NEWPORT NEWS, Va., Oct. 19, 2009 -- Northrop Grumman Corporation (NYSE:NOC) used its foundry at the company's Shipbuilding sector in Newport News, Va. to melt 35 tons of steel to cast strut arms needed to support the propeller shafts of the nuclear aircraft carrier Gerald R. Ford (CVN 78). The pour took place on Oct. 9.
"We've completed about five percent of the ship's construction contract," said Mike Shawcross, vice president for Northrop Grumman Shipbuilding's aircraft carrier construction programs. "The keel laying ceremony is Nov. 14, a first step toward bringing this ship to life."
The foundry was established in 1856 and was purchased in 1902 by the Newport News shipyard. Since then, it has produced quality castings for hundreds of commercial and U.S. Navy ships and has also supported hydro-electric projects like the Hoover Dam. The foundry is capable of producing eight million pounds of castings annually, weighing from one pound to 70,000 pounds.
The Gerald R. Ford (CVN 78) class will continue the legacy of highly capable U.S. Navy aircraft carrier ship platforms. Enhancements incorporated into the design include flight deck changes, improved weapons handling systems, and a redesigned island, all resulting in increased aircraft sortie rates. It will also include new nuclear power plants; increased electrical power generation capacity; allowance for future technologies; and reduced workload for the sailors, translating to a smaller crew size and lower operating costs for the Navy. Delivery to the Navy is scheduled for 2015.
Northrop Grumman Corporation is a leading global security company whose 120,000 employees provide innovative systems, products, and solutions in aerospace, electronics, information systems, shipbuilding and technical services to government and commercial customers worldwide.

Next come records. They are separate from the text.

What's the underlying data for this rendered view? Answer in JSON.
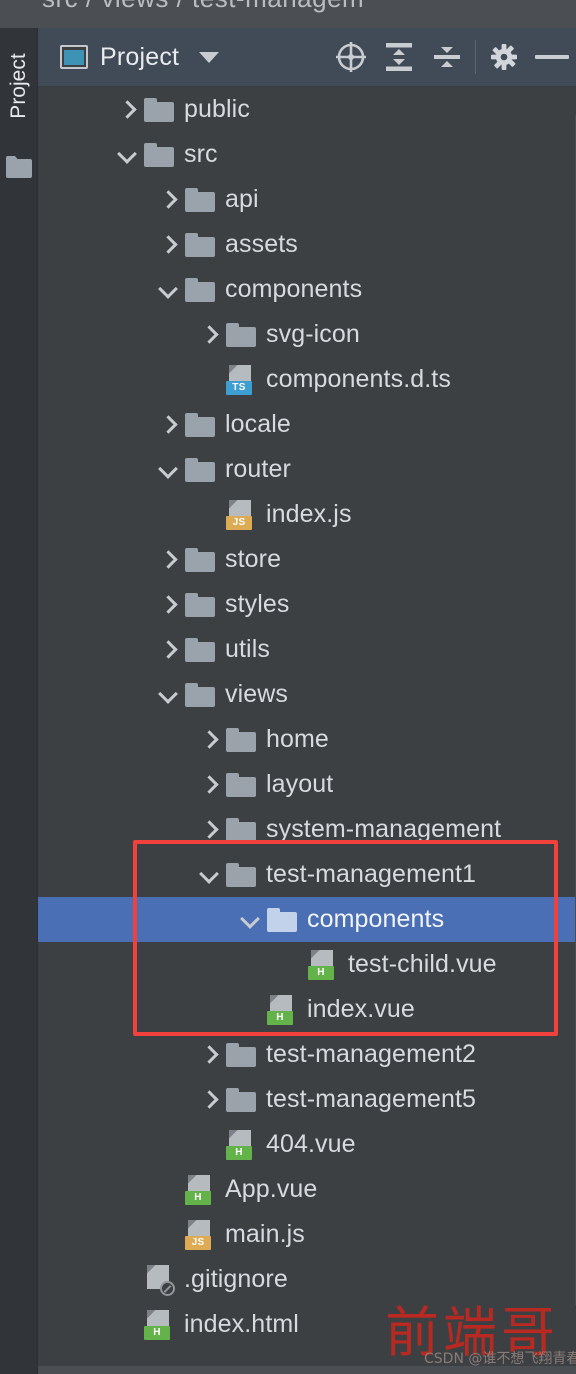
{
  "breadcrumb": {
    "text": "src  /  views  /  test-managem"
  },
  "left_strip": {
    "tab_label": "Project",
    "folder_icon": "folder-icon"
  },
  "toolbar": {
    "project_icon": "project-window-icon",
    "title": "Project",
    "chevron_icon": "chevron-down-icon",
    "locate_icon": "scroll-from-source-target-icon",
    "expand_icon": "expand-all-icon",
    "collapse_icon": "collapse-all-icon",
    "settings_icon": "gear-icon",
    "minimize_icon": "minimize-icon"
  },
  "tree": {
    "rows": [
      {
        "label": "public",
        "indent": 0,
        "twisty": "right",
        "icon": "folder",
        "selected": false
      },
      {
        "label": "src",
        "indent": 0,
        "twisty": "down",
        "icon": "folder",
        "selected": false
      },
      {
        "label": "api",
        "indent": 1,
        "twisty": "right",
        "icon": "folder",
        "selected": false
      },
      {
        "label": "assets",
        "indent": 1,
        "twisty": "right",
        "icon": "folder",
        "selected": false
      },
      {
        "label": "components",
        "indent": 1,
        "twisty": "down",
        "icon": "folder",
        "selected": false
      },
      {
        "label": "svg-icon",
        "indent": 2,
        "twisty": "right",
        "icon": "folder",
        "selected": false
      },
      {
        "label": "components.d.ts",
        "indent": 2,
        "twisty": "none",
        "icon": "file-ts",
        "badge": "TS",
        "selected": false
      },
      {
        "label": "locale",
        "indent": 1,
        "twisty": "right",
        "icon": "folder",
        "selected": false
      },
      {
        "label": "router",
        "indent": 1,
        "twisty": "down",
        "icon": "folder",
        "selected": false
      },
      {
        "label": "index.js",
        "indent": 2,
        "twisty": "none",
        "icon": "file-js",
        "badge": "JS",
        "selected": false
      },
      {
        "label": "store",
        "indent": 1,
        "twisty": "right",
        "icon": "folder",
        "selected": false
      },
      {
        "label": "styles",
        "indent": 1,
        "twisty": "right",
        "icon": "folder",
        "selected": false
      },
      {
        "label": "utils",
        "indent": 1,
        "twisty": "right",
        "icon": "folder",
        "selected": false
      },
      {
        "label": "views",
        "indent": 1,
        "twisty": "down",
        "icon": "folder",
        "selected": false
      },
      {
        "label": "home",
        "indent": 2,
        "twisty": "right",
        "icon": "folder",
        "selected": false
      },
      {
        "label": "layout",
        "indent": 2,
        "twisty": "right",
        "icon": "folder",
        "selected": false
      },
      {
        "label": "system-management",
        "indent": 2,
        "twisty": "right",
        "icon": "folder",
        "selected": false
      },
      {
        "label": "test-management1",
        "indent": 2,
        "twisty": "down",
        "icon": "folder",
        "selected": false
      },
      {
        "label": "components",
        "indent": 3,
        "twisty": "down",
        "icon": "folder",
        "selected": true
      },
      {
        "label": "test-child.vue",
        "indent": 4,
        "twisty": "none",
        "icon": "file-vue",
        "badge": "H",
        "selected": false
      },
      {
        "label": "index.vue",
        "indent": 3,
        "twisty": "none",
        "icon": "file-vue",
        "badge": "H",
        "selected": false
      },
      {
        "label": "test-management2",
        "indent": 2,
        "twisty": "right",
        "icon": "folder",
        "selected": false
      },
      {
        "label": "test-management5",
        "indent": 2,
        "twisty": "right",
        "icon": "folder",
        "selected": false
      },
      {
        "label": "404.vue",
        "indent": 2,
        "twisty": "none",
        "icon": "file-vue",
        "badge": "H",
        "selected": false
      },
      {
        "label": "App.vue",
        "indent": 1,
        "twisty": "none",
        "icon": "file-vue",
        "badge": "H",
        "selected": false
      },
      {
        "label": "main.js",
        "indent": 1,
        "twisty": "none",
        "icon": "file-js",
        "badge": "JS",
        "selected": false
      },
      {
        "label": ".gitignore",
        "indent": 0,
        "twisty": "none",
        "icon": "file-ignored",
        "badge": "",
        "selected": false
      },
      {
        "label": "index.html",
        "indent": 0,
        "twisty": "none",
        "icon": "file-vue",
        "badge": "H",
        "selected": false
      }
    ]
  },
  "annotation": {
    "highlight_color": "#f2403c",
    "selection_color": "#4a6fb5"
  },
  "watermark": {
    "main": "前端哥",
    "sub": "CSDN @谁不想飞翔青春"
  }
}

CONTACT: Jennifer Dellapenta Northrop Grumman Shipbuilding (757) 380-3558 Jennifer.Dellapenta@ngc.com